§ **Element data from apps and pages**:
-- Opening Marker --

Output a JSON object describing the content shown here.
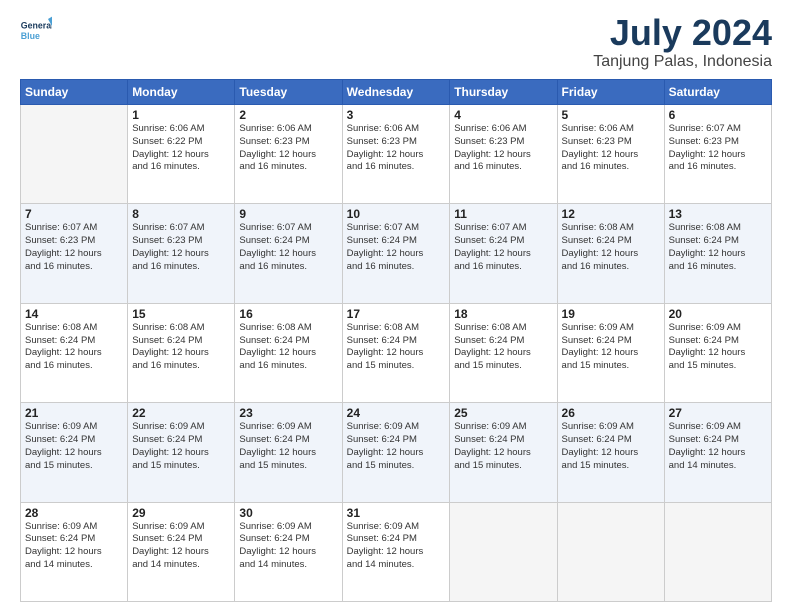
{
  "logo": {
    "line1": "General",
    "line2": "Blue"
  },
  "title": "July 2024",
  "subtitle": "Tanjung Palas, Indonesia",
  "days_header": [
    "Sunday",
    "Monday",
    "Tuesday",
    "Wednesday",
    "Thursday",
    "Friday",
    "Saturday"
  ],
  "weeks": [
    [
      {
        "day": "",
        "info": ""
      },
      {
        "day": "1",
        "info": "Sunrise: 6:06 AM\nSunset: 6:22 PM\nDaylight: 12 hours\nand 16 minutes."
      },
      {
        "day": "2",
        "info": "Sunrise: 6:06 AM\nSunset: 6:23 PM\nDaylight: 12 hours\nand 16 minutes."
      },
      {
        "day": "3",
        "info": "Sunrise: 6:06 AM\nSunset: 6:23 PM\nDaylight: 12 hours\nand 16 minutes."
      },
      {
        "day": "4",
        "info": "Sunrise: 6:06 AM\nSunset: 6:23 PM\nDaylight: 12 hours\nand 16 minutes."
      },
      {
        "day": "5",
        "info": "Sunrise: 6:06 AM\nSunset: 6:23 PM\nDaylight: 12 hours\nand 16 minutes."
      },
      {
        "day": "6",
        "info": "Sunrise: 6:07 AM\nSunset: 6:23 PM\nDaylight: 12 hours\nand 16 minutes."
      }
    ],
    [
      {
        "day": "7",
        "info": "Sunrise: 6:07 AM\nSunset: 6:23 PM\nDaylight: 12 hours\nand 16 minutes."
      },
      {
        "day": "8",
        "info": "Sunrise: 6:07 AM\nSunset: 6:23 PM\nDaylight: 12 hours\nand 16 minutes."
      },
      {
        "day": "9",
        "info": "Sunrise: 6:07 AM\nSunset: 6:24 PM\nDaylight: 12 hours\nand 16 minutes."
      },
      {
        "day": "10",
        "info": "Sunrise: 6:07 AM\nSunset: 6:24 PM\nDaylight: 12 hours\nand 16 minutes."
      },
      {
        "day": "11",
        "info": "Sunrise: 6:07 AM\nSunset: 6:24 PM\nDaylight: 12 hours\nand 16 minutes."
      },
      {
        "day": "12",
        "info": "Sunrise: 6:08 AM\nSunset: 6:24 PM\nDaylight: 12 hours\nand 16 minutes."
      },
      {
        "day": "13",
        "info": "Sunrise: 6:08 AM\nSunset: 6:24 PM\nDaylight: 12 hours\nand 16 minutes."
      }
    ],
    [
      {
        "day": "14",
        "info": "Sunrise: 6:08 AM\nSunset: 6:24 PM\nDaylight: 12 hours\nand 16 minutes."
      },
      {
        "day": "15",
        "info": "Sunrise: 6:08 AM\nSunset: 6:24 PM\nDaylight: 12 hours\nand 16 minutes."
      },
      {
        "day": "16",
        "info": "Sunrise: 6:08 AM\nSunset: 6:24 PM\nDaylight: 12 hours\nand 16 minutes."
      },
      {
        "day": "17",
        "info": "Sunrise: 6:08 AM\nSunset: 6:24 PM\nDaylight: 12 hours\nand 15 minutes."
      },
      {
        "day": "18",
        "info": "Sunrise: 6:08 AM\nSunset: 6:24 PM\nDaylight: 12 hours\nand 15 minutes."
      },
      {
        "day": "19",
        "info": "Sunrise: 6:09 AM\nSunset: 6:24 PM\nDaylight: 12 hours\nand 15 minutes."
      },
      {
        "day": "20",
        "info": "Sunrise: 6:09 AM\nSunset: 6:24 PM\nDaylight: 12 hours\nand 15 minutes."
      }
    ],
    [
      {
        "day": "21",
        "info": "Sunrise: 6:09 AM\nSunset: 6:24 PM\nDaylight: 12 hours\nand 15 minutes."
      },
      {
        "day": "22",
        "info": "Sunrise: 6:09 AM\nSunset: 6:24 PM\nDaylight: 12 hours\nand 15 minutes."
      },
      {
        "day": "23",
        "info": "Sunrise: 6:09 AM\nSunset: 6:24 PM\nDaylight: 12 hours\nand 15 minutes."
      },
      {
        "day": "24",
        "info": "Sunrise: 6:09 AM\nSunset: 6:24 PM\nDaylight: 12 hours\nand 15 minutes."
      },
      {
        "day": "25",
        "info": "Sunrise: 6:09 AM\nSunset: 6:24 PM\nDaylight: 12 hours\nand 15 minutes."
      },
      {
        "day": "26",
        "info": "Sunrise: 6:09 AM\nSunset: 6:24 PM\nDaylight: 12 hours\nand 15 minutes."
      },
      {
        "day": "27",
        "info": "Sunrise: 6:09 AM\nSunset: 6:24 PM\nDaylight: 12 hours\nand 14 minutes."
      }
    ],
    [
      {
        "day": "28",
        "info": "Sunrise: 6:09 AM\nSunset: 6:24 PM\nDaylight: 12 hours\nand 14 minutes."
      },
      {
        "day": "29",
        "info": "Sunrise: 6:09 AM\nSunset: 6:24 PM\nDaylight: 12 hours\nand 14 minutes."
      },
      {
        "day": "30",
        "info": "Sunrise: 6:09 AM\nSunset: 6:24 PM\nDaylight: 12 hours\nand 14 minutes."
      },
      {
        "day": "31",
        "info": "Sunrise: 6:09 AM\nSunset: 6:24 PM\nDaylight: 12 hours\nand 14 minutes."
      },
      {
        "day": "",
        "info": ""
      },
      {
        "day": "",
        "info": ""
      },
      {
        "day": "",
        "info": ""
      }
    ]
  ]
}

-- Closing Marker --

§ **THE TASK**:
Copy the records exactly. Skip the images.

§ **EXERCISE SOLUTION**:
Output a JSON object describing the content shown here.
{
  "logo": {
    "line1": "General",
    "line2": "Blue"
  },
  "title": "July 2024",
  "subtitle": "Tanjung Palas, Indonesia",
  "days_header": [
    "Sunday",
    "Monday",
    "Tuesday",
    "Wednesday",
    "Thursday",
    "Friday",
    "Saturday"
  ],
  "weeks": [
    [
      {
        "day": "",
        "info": ""
      },
      {
        "day": "1",
        "info": "Sunrise: 6:06 AM\nSunset: 6:22 PM\nDaylight: 12 hours\nand 16 minutes."
      },
      {
        "day": "2",
        "info": "Sunrise: 6:06 AM\nSunset: 6:23 PM\nDaylight: 12 hours\nand 16 minutes."
      },
      {
        "day": "3",
        "info": "Sunrise: 6:06 AM\nSunset: 6:23 PM\nDaylight: 12 hours\nand 16 minutes."
      },
      {
        "day": "4",
        "info": "Sunrise: 6:06 AM\nSunset: 6:23 PM\nDaylight: 12 hours\nand 16 minutes."
      },
      {
        "day": "5",
        "info": "Sunrise: 6:06 AM\nSunset: 6:23 PM\nDaylight: 12 hours\nand 16 minutes."
      },
      {
        "day": "6",
        "info": "Sunrise: 6:07 AM\nSunset: 6:23 PM\nDaylight: 12 hours\nand 16 minutes."
      }
    ],
    [
      {
        "day": "7",
        "info": "Sunrise: 6:07 AM\nSunset: 6:23 PM\nDaylight: 12 hours\nand 16 minutes."
      },
      {
        "day": "8",
        "info": "Sunrise: 6:07 AM\nSunset: 6:23 PM\nDaylight: 12 hours\nand 16 minutes."
      },
      {
        "day": "9",
        "info": "Sunrise: 6:07 AM\nSunset: 6:24 PM\nDaylight: 12 hours\nand 16 minutes."
      },
      {
        "day": "10",
        "info": "Sunrise: 6:07 AM\nSunset: 6:24 PM\nDaylight: 12 hours\nand 16 minutes."
      },
      {
        "day": "11",
        "info": "Sunrise: 6:07 AM\nSunset: 6:24 PM\nDaylight: 12 hours\nand 16 minutes."
      },
      {
        "day": "12",
        "info": "Sunrise: 6:08 AM\nSunset: 6:24 PM\nDaylight: 12 hours\nand 16 minutes."
      },
      {
        "day": "13",
        "info": "Sunrise: 6:08 AM\nSunset: 6:24 PM\nDaylight: 12 hours\nand 16 minutes."
      }
    ],
    [
      {
        "day": "14",
        "info": "Sunrise: 6:08 AM\nSunset: 6:24 PM\nDaylight: 12 hours\nand 16 minutes."
      },
      {
        "day": "15",
        "info": "Sunrise: 6:08 AM\nSunset: 6:24 PM\nDaylight: 12 hours\nand 16 minutes."
      },
      {
        "day": "16",
        "info": "Sunrise: 6:08 AM\nSunset: 6:24 PM\nDaylight: 12 hours\nand 16 minutes."
      },
      {
        "day": "17",
        "info": "Sunrise: 6:08 AM\nSunset: 6:24 PM\nDaylight: 12 hours\nand 15 minutes."
      },
      {
        "day": "18",
        "info": "Sunrise: 6:08 AM\nSunset: 6:24 PM\nDaylight: 12 hours\nand 15 minutes."
      },
      {
        "day": "19",
        "info": "Sunrise: 6:09 AM\nSunset: 6:24 PM\nDaylight: 12 hours\nand 15 minutes."
      },
      {
        "day": "20",
        "info": "Sunrise: 6:09 AM\nSunset: 6:24 PM\nDaylight: 12 hours\nand 15 minutes."
      }
    ],
    [
      {
        "day": "21",
        "info": "Sunrise: 6:09 AM\nSunset: 6:24 PM\nDaylight: 12 hours\nand 15 minutes."
      },
      {
        "day": "22",
        "info": "Sunrise: 6:09 AM\nSunset: 6:24 PM\nDaylight: 12 hours\nand 15 minutes."
      },
      {
        "day": "23",
        "info": "Sunrise: 6:09 AM\nSunset: 6:24 PM\nDaylight: 12 hours\nand 15 minutes."
      },
      {
        "day": "24",
        "info": "Sunrise: 6:09 AM\nSunset: 6:24 PM\nDaylight: 12 hours\nand 15 minutes."
      },
      {
        "day": "25",
        "info": "Sunrise: 6:09 AM\nSunset: 6:24 PM\nDaylight: 12 hours\nand 15 minutes."
      },
      {
        "day": "26",
        "info": "Sunrise: 6:09 AM\nSunset: 6:24 PM\nDaylight: 12 hours\nand 15 minutes."
      },
      {
        "day": "27",
        "info": "Sunrise: 6:09 AM\nSunset: 6:24 PM\nDaylight: 12 hours\nand 14 minutes."
      }
    ],
    [
      {
        "day": "28",
        "info": "Sunrise: 6:09 AM\nSunset: 6:24 PM\nDaylight: 12 hours\nand 14 minutes."
      },
      {
        "day": "29",
        "info": "Sunrise: 6:09 AM\nSunset: 6:24 PM\nDaylight: 12 hours\nand 14 minutes."
      },
      {
        "day": "30",
        "info": "Sunrise: 6:09 AM\nSunset: 6:24 PM\nDaylight: 12 hours\nand 14 minutes."
      },
      {
        "day": "31",
        "info": "Sunrise: 6:09 AM\nSunset: 6:24 PM\nDaylight: 12 hours\nand 14 minutes."
      },
      {
        "day": "",
        "info": ""
      },
      {
        "day": "",
        "info": ""
      },
      {
        "day": "",
        "info": ""
      }
    ]
  ]
}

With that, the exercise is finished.